“Don’t TOUCH ME!” I roar at them. I remember saying those words that night too. I kick, and feel the contact between my foot and one of their faces.
I don’t even feel it when one of them stabs me with the needle. I’m still fighting like a tiger, but I can feel like something is slowly invading me. It’s dividing and conquering my will to fight them off. But I’ll keep fighting. I’ll keep fighting till the end.
Suddenly, there aren’t just two men in the room anymore. The room is full of men. Men without faces, smoking cigarettes, coming menacingly towards me. Then everything goes black.
I come to later on. My eyelids flicker in the darkness, and I let out a low groan. I feel physically tired, but my mind is slowly rebooting. My eyes snap open as I stare wide-eyed around my room.
I’m still in my dorm room, but it’s different. Ellen’s bed isn’t there anymore. The night stand with my cigarettes is gone too. I sit up in my bed and look around. There are claws marks on the walls where Ellen would wake up in the middle of the night and try to climb up the walls. I stand up and walk over to the walls. I place my hand up to the wall, and notice that the marks are only as high as I can reach. I look up at the single window high up on the wall and notice that it has iron bars on it.
I turn around in a circle where Ellen’s bed should be. I look over at my bed and start to walk towards it. I notice that my bed is bolted down to cement. My feet are cold. I slip on my slippers. I reach under my bed for my book and realize it’s gone. The door is locked.
I start to pace the length of the room. This isn’t right. This isn’t right. This isn’t my dorm back at Princeton. Where’s Ellen? What did they do to Ellen? What did those…men…do with her?
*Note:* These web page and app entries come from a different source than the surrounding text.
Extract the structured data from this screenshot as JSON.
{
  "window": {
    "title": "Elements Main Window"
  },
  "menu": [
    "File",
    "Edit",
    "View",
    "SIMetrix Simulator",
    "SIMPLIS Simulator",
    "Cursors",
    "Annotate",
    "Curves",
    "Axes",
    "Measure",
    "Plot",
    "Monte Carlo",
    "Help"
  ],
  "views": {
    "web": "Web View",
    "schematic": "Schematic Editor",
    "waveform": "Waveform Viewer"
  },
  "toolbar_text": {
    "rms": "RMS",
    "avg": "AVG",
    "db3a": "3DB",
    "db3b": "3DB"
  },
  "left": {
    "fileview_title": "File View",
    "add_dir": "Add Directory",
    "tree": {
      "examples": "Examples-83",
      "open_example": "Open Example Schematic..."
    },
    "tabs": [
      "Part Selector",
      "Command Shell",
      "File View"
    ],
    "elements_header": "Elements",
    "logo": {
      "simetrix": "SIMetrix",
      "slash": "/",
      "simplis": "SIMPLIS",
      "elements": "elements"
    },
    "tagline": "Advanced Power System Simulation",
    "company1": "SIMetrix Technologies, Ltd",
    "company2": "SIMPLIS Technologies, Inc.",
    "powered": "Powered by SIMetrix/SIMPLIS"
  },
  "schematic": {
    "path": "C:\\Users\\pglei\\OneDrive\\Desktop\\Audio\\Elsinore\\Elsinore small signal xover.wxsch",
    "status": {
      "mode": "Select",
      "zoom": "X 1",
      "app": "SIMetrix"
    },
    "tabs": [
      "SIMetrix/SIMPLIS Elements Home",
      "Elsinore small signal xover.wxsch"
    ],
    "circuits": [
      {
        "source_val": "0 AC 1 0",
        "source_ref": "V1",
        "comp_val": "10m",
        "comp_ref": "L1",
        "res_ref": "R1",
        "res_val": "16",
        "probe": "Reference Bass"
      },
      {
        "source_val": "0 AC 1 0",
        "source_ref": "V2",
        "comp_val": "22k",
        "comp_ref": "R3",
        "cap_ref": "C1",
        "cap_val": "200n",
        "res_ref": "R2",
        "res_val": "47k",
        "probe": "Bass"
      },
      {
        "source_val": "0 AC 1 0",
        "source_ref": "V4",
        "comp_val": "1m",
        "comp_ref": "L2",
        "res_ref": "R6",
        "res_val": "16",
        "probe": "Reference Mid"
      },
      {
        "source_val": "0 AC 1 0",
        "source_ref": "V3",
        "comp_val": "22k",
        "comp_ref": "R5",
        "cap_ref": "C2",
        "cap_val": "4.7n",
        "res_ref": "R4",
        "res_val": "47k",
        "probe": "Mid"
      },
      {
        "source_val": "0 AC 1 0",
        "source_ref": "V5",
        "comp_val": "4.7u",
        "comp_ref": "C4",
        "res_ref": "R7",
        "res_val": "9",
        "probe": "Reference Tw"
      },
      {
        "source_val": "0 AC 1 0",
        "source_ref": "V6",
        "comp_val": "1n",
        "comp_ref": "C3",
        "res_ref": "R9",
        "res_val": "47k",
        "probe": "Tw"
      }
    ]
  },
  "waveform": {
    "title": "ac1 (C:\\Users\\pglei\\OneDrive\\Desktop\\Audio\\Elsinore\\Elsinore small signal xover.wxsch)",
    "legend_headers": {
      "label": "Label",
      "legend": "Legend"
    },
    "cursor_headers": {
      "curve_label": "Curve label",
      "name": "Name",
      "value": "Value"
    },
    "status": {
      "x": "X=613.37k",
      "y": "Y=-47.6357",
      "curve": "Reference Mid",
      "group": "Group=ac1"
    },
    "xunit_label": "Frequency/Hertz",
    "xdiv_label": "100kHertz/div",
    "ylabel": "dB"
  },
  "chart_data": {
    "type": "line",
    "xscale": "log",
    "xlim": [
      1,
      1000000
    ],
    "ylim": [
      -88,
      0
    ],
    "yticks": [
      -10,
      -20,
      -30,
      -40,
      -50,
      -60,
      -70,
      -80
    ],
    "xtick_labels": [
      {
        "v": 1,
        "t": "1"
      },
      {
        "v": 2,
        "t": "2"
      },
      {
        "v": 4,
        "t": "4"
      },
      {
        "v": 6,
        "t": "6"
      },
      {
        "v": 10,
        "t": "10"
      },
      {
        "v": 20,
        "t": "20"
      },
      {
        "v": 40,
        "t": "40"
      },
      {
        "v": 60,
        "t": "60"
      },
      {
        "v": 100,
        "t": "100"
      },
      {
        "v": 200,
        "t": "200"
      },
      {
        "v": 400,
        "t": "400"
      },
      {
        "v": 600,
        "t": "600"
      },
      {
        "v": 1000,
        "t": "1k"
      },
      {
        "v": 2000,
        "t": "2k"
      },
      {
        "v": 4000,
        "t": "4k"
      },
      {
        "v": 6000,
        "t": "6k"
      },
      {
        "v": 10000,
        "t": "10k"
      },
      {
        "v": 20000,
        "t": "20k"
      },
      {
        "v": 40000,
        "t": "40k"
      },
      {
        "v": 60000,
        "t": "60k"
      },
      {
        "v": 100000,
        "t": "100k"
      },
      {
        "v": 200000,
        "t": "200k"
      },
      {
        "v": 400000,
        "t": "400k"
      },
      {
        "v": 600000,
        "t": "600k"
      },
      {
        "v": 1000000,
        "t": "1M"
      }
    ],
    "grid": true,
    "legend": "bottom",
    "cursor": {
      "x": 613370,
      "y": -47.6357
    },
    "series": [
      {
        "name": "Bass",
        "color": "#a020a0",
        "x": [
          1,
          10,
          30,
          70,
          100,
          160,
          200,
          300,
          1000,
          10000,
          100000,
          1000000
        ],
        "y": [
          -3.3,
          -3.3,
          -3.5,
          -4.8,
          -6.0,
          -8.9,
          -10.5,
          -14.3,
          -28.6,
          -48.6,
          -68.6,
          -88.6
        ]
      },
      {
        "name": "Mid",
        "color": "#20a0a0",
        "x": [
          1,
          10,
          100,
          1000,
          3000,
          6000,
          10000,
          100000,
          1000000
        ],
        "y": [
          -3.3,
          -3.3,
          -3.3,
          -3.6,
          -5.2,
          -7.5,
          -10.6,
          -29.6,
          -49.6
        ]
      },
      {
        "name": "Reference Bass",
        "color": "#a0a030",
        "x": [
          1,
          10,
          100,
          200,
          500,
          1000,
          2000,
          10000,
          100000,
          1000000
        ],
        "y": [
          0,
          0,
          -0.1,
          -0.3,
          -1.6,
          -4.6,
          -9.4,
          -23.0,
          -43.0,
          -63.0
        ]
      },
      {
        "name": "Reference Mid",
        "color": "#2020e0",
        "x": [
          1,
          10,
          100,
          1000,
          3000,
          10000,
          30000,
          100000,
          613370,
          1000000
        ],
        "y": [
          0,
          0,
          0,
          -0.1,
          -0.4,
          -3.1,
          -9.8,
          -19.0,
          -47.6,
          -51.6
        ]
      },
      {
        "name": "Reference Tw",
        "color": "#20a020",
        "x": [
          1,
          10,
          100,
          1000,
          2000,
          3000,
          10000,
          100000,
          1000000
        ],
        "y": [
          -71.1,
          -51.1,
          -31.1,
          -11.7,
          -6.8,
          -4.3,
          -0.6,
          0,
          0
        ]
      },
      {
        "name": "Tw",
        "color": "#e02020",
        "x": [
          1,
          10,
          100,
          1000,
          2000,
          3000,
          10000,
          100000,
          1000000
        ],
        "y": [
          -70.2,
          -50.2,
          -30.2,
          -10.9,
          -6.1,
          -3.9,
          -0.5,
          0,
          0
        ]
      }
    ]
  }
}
My head starts to hurt again and I crawl back towards my bed. I curl up into a ball on my bed and stare at the wall opposite me. I don’t know for how long I stay in that position, but eventually I go back to sleep.
The next day I wake up with a start. I don’t know why. I blink blearily at the blank wall across from me. Ellen’s not back yet. Wonder how long she’s going to stay away this time.
I get up, grab my clothes, and take a shower. Like any other day. Except today someone takes me and walks me down the white halls to Dr. Palmer’s office. We walk down the familiar white halls like we’ve done almost every other day.
The doctor is sitting behind her desk. She looks up and gives me a bright smile.
“Come in. Come in.” She motions for me to enter. I step hesitantly into the room. I cross over to my usual chair and sit down. I stare directly at the psychiatrist.
“Why am I here?” I whisper.
“Where’s here?” She responds. I stare at her.
“No, Alison, you’re not. You’re not in Princeton. You haven’t been in Princeton for over four years.” Shut up. I don’t want to hear this. I don’t—
“You remember, don’t you? What happened? Alison…”
“Don’t.” I whisper. I pull my knees up to my chest and I wrap my arms around my legs.
“Alison. It was the night before your Finals and—“
“NO!” I roar at her. I cover my ears and shake my head violently. I don’t want to hear this anymore. I don’t want to listen. I don’t want to hear it. I just…I just want to be myself. I don’t want this life anymore. I don’t—
I stare at the psychologist sitting behind her sterilized, metallic desk. There aren’t many decorations on her bland desk.
I watch as she hurriedly scratches a note on her notepad. Her right hand writes as her left hand lies elegantly next to the pad on the desk. She glances up at me over the rim of her glasses, and for a few moments we stare at each other. She looks worried, but I can’t remember why.
My eyes drift around her office. I look into her gray eyes once again before glancing down at my knees.
I’m sitting in a large green arm chair, with my knees pulled up to my chest. My arms are wrapped around my legs, and I bring one of my hands to my mouth. I start tearing on my finger nails nervously.